As with almost all other SkyClan material, I thoroughly enjoyed this adventure, despite how miserable it was. Hawkwing’s life in particular is marred with love, loss, and regret over decisions. It was satisfying to see him mellow out from a hot-tempered young adult, all while not losing his optimism that maybe, one day, SkyClan will be safe. It makes his reunion with Violetshine and Twigbranch in AVOS so much more impactful.

There were multiple points where I was devastated by the loss of so many familiar characters from previous SkyClan novels. The loss of Billstorm, Echosong, Firefern, and Stormheart all felt difficult in their own way.

My only critiques have to do with the relationship building and StarClan. Relationship-wise, Pebbleshine and Hawkwing really needed more time to form as a couple. Hawkwing literally goes from hating her to loving her with few interactions in between. As for Starclan, their inconsistency is frustrating. There just doesn’t feel like a true concrete reason why they cannot guide SkyClan to the lake. StarClan guided the other clans, and have spoken directly to many characters in previous entries. In fact, a Starclan cat guides Echosong directly back to the group. It felt like StarClan was forced to be vague for the sake of mystery, and needless suffering.


Tigerheart's Shadow

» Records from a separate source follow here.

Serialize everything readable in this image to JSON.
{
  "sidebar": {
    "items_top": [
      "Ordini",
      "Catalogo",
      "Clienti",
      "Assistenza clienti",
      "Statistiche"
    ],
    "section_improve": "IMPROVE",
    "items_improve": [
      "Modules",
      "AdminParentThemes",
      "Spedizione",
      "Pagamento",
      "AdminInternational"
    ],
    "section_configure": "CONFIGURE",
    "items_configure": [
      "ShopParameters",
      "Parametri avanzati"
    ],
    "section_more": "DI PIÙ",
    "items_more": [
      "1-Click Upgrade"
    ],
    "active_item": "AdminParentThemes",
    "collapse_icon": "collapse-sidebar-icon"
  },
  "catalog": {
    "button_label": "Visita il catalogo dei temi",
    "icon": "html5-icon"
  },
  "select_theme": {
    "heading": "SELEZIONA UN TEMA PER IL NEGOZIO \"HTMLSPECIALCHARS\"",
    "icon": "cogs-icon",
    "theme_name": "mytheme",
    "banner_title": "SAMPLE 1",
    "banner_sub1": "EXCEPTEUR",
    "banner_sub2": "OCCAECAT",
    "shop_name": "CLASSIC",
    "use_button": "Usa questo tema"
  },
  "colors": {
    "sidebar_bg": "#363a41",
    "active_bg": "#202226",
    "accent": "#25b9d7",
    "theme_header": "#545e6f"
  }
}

Solid super edition, but not spectacular. I really enjoyed have Tigerheart as a protagonist, and seeing an older, stronger, version of Dovewing. Their relationship is one that I like a lot, and it was nice to see them explore a place where they could start their family in peace. The city was a great change of location, and made for a more interesting setting as opposed to yet another twoleg-place.

I did feel that this book dragged a bit. Chapters on chapters were spent just walking, or thinking about vague dreams. Parts of the book really felt like padding to get to 400 pages.

Tree's Roots
Pebbleshine's Kits
Tawnypelt's Clan

Tree's Roots - Solid story that fills in a lot of that gaps of Tree’s strange powers and odd habits. I like that he resented his cultural practices, that is toms being forced to leave the Sisters at 6 moons of age. It made for some nice drama as we rarely see characters in warriors resent their cat cultures/religions.

Pebbleshine's Kits - A bit of a boring journey book. The reader knows it does not end well, and it feels a bit unnecessary. I did like that there was a cat and dog friendship - I’ve been waiting a while to see something like that in Warriors.

Tawnypelt's Clan - Finally nice to have Tawnypelt's perspective. It's nice to see her trying to reconcile with the events of AVOS, while also giving her an adventure with Dovewing. That being said, I can't help but feel like this was not the right angel for a Tawnypelt novella. I've always been MUCH more interested to see the story of why she left Thunderclan, and the reasons for staying in Shadowclan after Tigerstar died.





Warriors © of Erin Hunter 2021
Background stock photo created by
Jaymantri.